A tombolo is a sandy isthmus. A tombolo, from the Italian tombolo, meaning 'pillow' or 'cushion', and sometimes translated as ayre, is a deposition landform by which an island becomes attached to the mainland by a narrow piece of land such as a spit or bar.[1] Once attached, the island is then known as a tied island.

Tombolo near Karystos, Euboea, Greece
Tombolo contrasted with other coastal landforms.

Several islands tied together by bars which rise above the water level are called a tombolo cluster.[2] Two or more tombolos may form an enclosure (called a lagoon) that can eventually fill with sediment.


The tombolo connecting St Ninian's Isle with the Shetland Mainland
The Angel Road of Shōdoshima, Japan
Looking south from the summit of Mount Maunganui, New Zealand, to the city of Tauranga
The eastern end of Bennett Island with its glaciated tombolo in the background
Satellite view of Gwadar, Pakistan
A satellite photo of the isthmus of Sutton which connects Howth Head and County Dublin

The shoreline moves toward the island (or detached breakwater) due to accretion of sand in the lee of the island where wave energy and longshore drift are reduced and therefore deposition of sand occurs.

Wave diffraction and refractionEdit

True tombolos are formed by wave refraction and diffraction. As waves near an island, they are slowed by the shallow water surrounding it. These waves then bend around the island to the opposite side as they approach. The wave pattern created by this water movement causes a convergence of longshore drift on the opposite side of the island. The beach sediments that are moving by lateral transport on the lee side of the island will accumulate there, conforming to the shape of the wave pattern. In other words, the waves sweep sediment together from both sides. Eventually, when enough sediment has built up, the beach shoreline, known as a spit, will connect with an island and form a tombolo.[3]

Unidirectional longshore driftEdit
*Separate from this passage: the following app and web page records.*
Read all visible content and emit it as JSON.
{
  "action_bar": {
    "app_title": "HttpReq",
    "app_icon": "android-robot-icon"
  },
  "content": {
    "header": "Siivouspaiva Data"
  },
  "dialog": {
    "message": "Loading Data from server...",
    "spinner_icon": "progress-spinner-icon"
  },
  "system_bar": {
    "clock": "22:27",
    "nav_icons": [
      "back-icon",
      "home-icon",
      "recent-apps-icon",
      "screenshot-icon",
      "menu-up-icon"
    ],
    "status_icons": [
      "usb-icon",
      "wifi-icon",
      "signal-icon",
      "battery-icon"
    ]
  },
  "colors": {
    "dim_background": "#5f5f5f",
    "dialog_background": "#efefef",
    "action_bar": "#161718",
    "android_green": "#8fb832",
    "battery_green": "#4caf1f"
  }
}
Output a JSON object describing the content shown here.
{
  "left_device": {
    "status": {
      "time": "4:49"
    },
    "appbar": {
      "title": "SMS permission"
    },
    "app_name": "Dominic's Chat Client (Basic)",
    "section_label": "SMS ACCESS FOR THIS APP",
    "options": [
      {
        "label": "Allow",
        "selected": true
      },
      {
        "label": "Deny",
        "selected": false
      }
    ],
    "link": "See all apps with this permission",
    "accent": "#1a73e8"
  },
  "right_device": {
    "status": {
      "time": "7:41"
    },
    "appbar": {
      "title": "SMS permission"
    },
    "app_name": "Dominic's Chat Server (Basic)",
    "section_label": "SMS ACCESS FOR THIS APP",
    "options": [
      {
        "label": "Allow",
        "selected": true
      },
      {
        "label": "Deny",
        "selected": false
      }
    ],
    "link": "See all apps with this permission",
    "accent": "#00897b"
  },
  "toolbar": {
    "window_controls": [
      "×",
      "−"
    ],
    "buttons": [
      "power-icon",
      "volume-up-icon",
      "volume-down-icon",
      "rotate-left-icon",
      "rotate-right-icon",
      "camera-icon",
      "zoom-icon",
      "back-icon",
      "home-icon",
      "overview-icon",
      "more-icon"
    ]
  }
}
In the case of longshore drift due to an oblique wave direction, like at Chesil Beach or Spurn Head, the flow of material is along the coast in a movement which is not determined by wave diffraction around the now tied island, such as Portland, which it has reached. In this and similar cases like Cadiz, while the strip of beach material connected to the island may be technically called a tombolo because it links the island to the land, it is better thought of in terms of its formation as a spit, because the sand or shingle ridge is parallel rather than at right angles to the coast.

Morphology and sediment distributionEdit

Tombolos demonstrate the sensitivity of shorelines. A small piece of land, such as an island, or a beached shipwreck can change the way that waves move, leading to different deposition of sediments. Sea level rise may also contribute to accretion, as material is pushed up with rising sea levels. Tombolos are more prone to natural fluctuations of profile and area as a result of tidal and weather events than a normal beach is. Because of this susceptibility to weathering, tombolos are sometimes made more sturdy through the construction of roads or parking lots. The sediments that make up a tombolo are coarser towards the bottom and finer towards the surface. It is easy to see this pattern when the waves are destructive and wash away finer grained material at the top, revealing coarser sands and cobbles as the base.


Some of these may be simple isthmus, and not have the deposition creation that defines a true tombolo.[5]

See alsoEdit


  1. ^ De Mahiques, Michel Michaelovitch (2016). "Tombolo". Encyclopedia of Estuaries. Encyclopedia of Earth Sciences Series. pp. 713–714. doi:10.1007/978-94-017-8801-4_349. ISBN 978-94-017-8800-7.
  2. ^ Glossary of Geology and Related Sciences. The American Geological Institute, 1957
  3. ^ Easterbrook, Don T. Surface Processes and Landforms, Second Edition. 1999 Prentice Hall Inc.
  4. ^ Neal, William; Orrin H. Pilkey; Joseph T. Kelley (2007). Atlantic Coast Beaches: A Guide to Ripples, Dunes, and Other Natural Features of the Seashore. Missoula, MT: Mountain Press Publishing Company. p. 272. ISBN 978-0-87842-534-1.
  5. ^ Owens, Edward H. (1982). Beaches and Coastal Geology. Encyclopedia of Earth Sciences Series. pp. 838–839. doi:10.1007/0-387-30843-1_474. ISBN 978-0-87933-213-6.

External linksEdit

  •'s page on tombolos (useful for its descriptive photograph)
  • Tombolo in Sainte-Marie, Martinique (useful for its photos and description)
  • further reading on Detached breakwaters from Vlaams Instituut voor de Zee in Belgium
  • further reading on coastal structures from Prof. Leo van Rijn in Holland